Of course, after driving the Exige, just about every other car on the road seems silly, especially other "performance" vehicles. Most of the fast cars we drive these days come loaded with complicated - and expensive - technology, all in a vain effort to approximate the experience this car provides with virtually no electronics to speak of. No variable power steering - no power assist at all, actually - no dual-clutch transmission, no active dampers. It's just a light, fast car with a powerful engine.
Once you succeed in climbing/falling into the Exige's contoured seat, you're greeted by a world of Alcantara, exposed aluminum, and carbon fiber. The latter two are not the superfluous, shiny sort we're accustomed to finding on more poseurish performance vehicles but rather, are purely structural and are left with a purposeful, dull finish. Nevertheless, everything looks - and smells - suitably high end.

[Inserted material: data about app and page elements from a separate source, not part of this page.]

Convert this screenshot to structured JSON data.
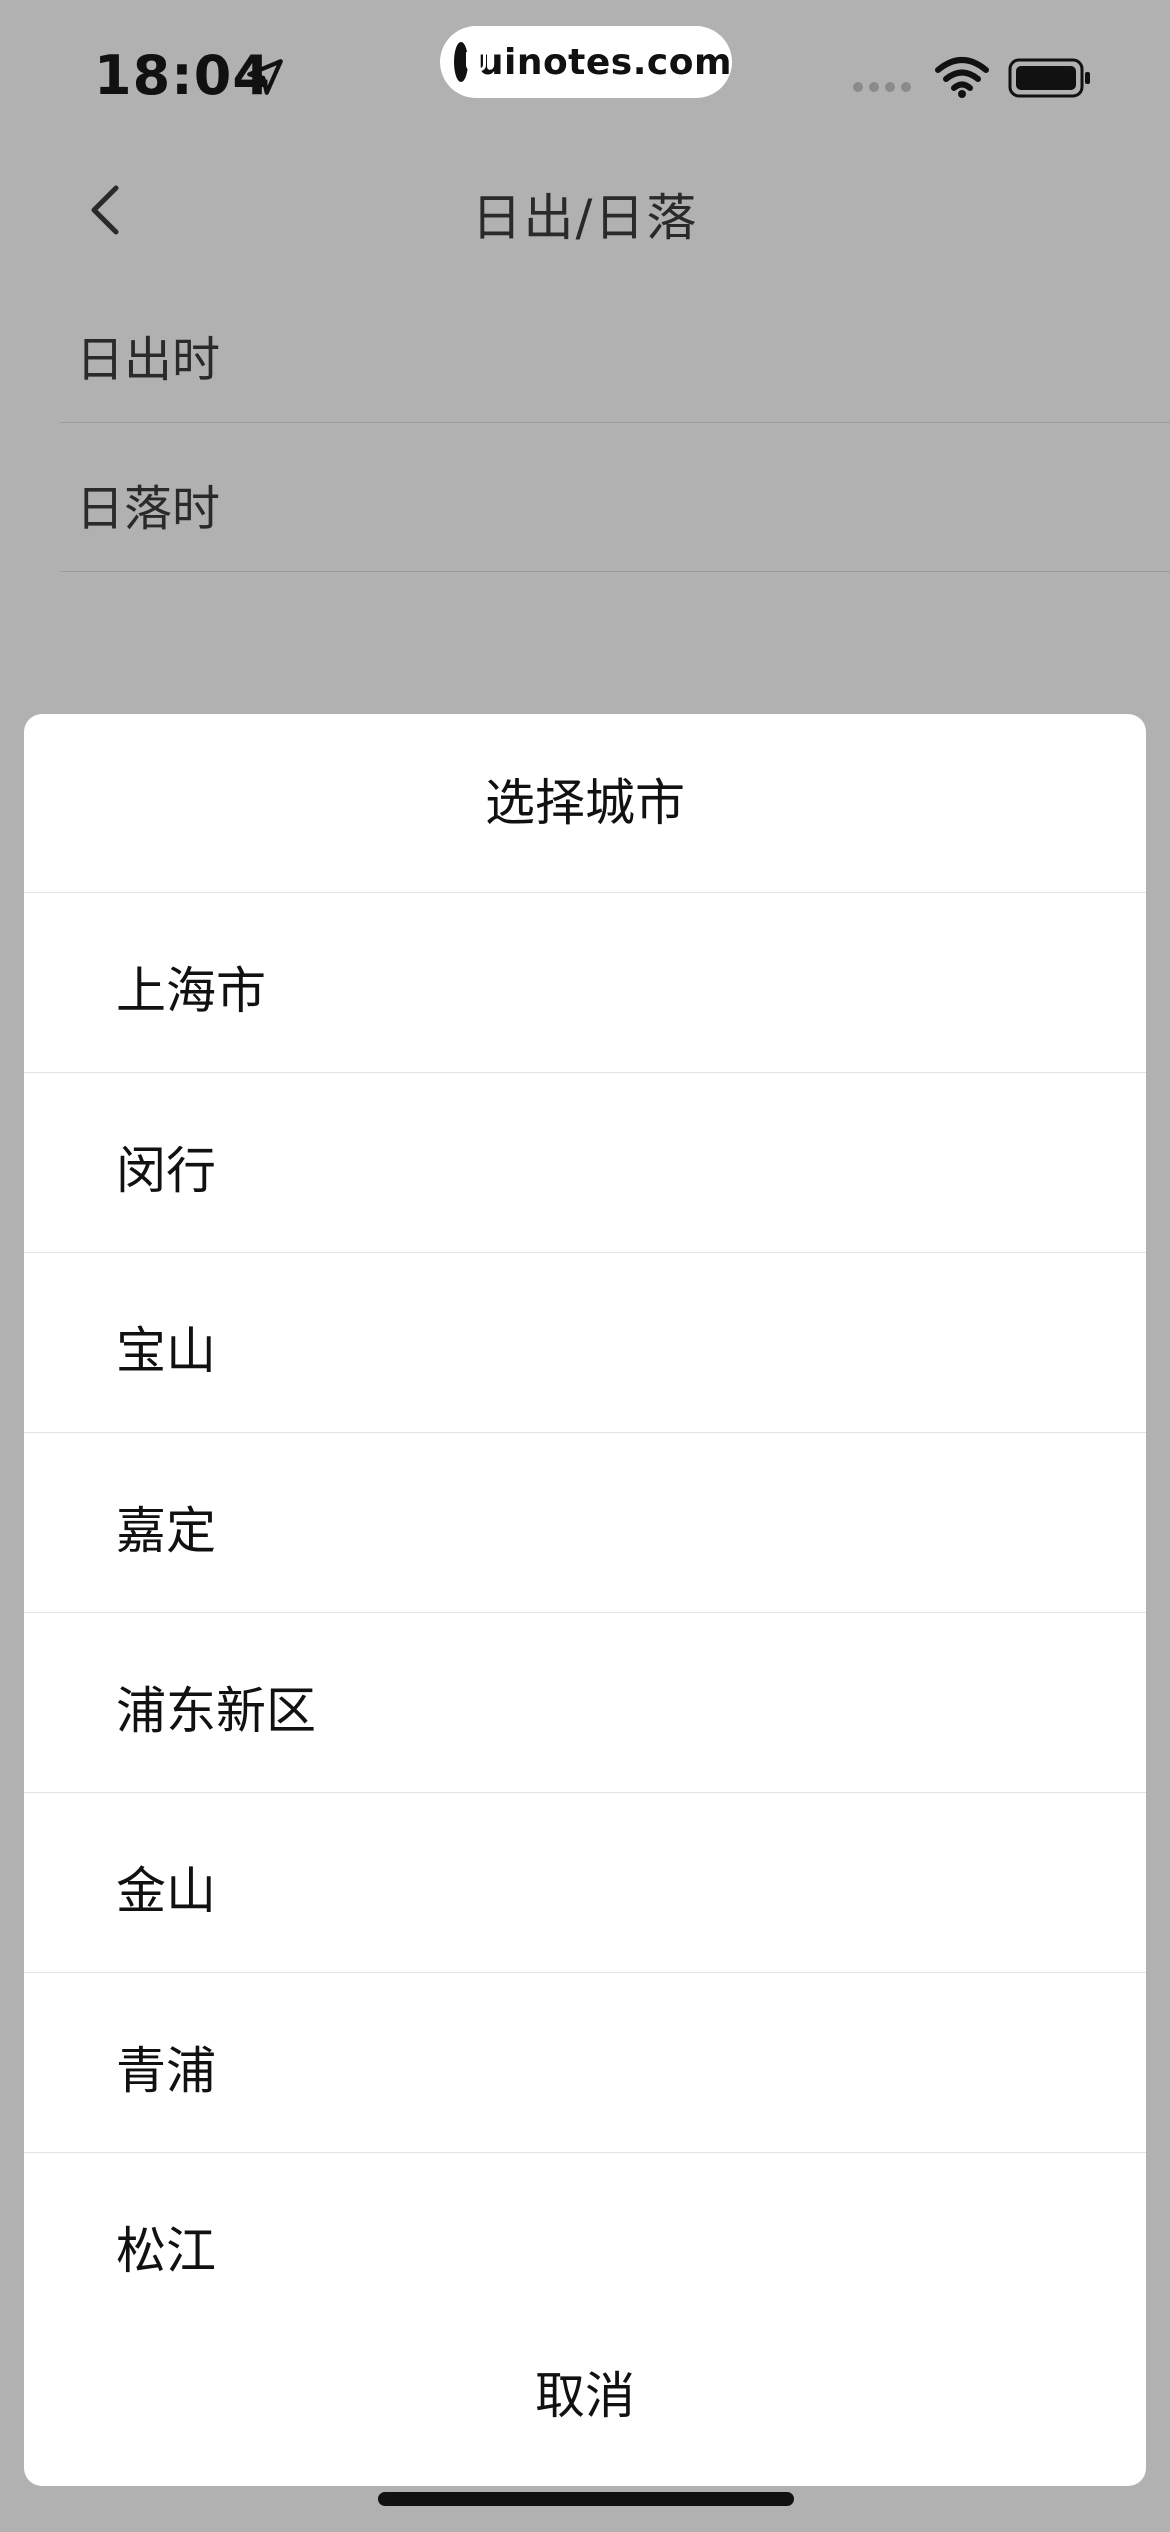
{
  "status_bar": {
    "time": "18:04",
    "watermark": "uinotes.com",
    "icons": [
      "location-arrow-icon",
      "cellular-signal-icon",
      "wifi-icon",
      "battery-icon"
    ]
  },
  "nav": {
    "title": "日出/日落",
    "back_icon": "chevron-left-icon"
  },
  "settings_rows": [
    {
      "label": "日出时"
    },
    {
      "label": "日落时"
    }
  ],
  "sheet": {
    "title": "选择城市",
    "options": [
      "上海市",
      "闵行",
      "宝山",
      "嘉定",
      "浦东新区",
      "金山",
      "青浦",
      "松江"
    ],
    "cancel_label": "取消"
  },
  "colors": {
    "overlay": "#b1b1b1",
    "sheet_bg": "#ffffff",
    "divider": "#e4e4e4",
    "text": "#111111"
  }
}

At the push of a button, the 1.8-liter four-cylinder awakens with a decidedly non-Toyota-like menace. Idle is low and lopey, so much so in fact, that I stalled out once while moving off from a light. Even with a supercharger, this is still a motor that lives for high-revving Kamikaze runs. The cams and blower positively scream as the tach swoops past 7000 rpm. We like to think of Lotuses as delicate handling machines, but with 257 hp on tap, this Exige is a straight-line rocket, too. I nailed it coming out of one tight right turn and by the time my better instincts had moved my foot to the brake pedal, I was doing, well, I won't even say.
Still, the real revelation is the way this car maneuvers through turns. So direct, so devoid of body roll. It can be a bit sobering at first. The Exige is not a car that makes you feel like you're a spectacular driver, as does, say, a Mitsubishi Evolution. Even so, it's exhilarating to be on public roads in something that reacts to your commands like a purpose-built race car.
One disappointment: The six-speed manual shifter has longish, vague throws totally out of synch with the preciseness that defines the rest of the car's inputs. More than once, I found myself longing for the sort of bolt-action shifts one finds in a Honda S2000 or even a Ford Mustang GT.
So there - the Exige isn't perfect. But for the driving purist on anything less than a Ferrari budget, it's pretty damn close.
David Zenlea, Assistant Editor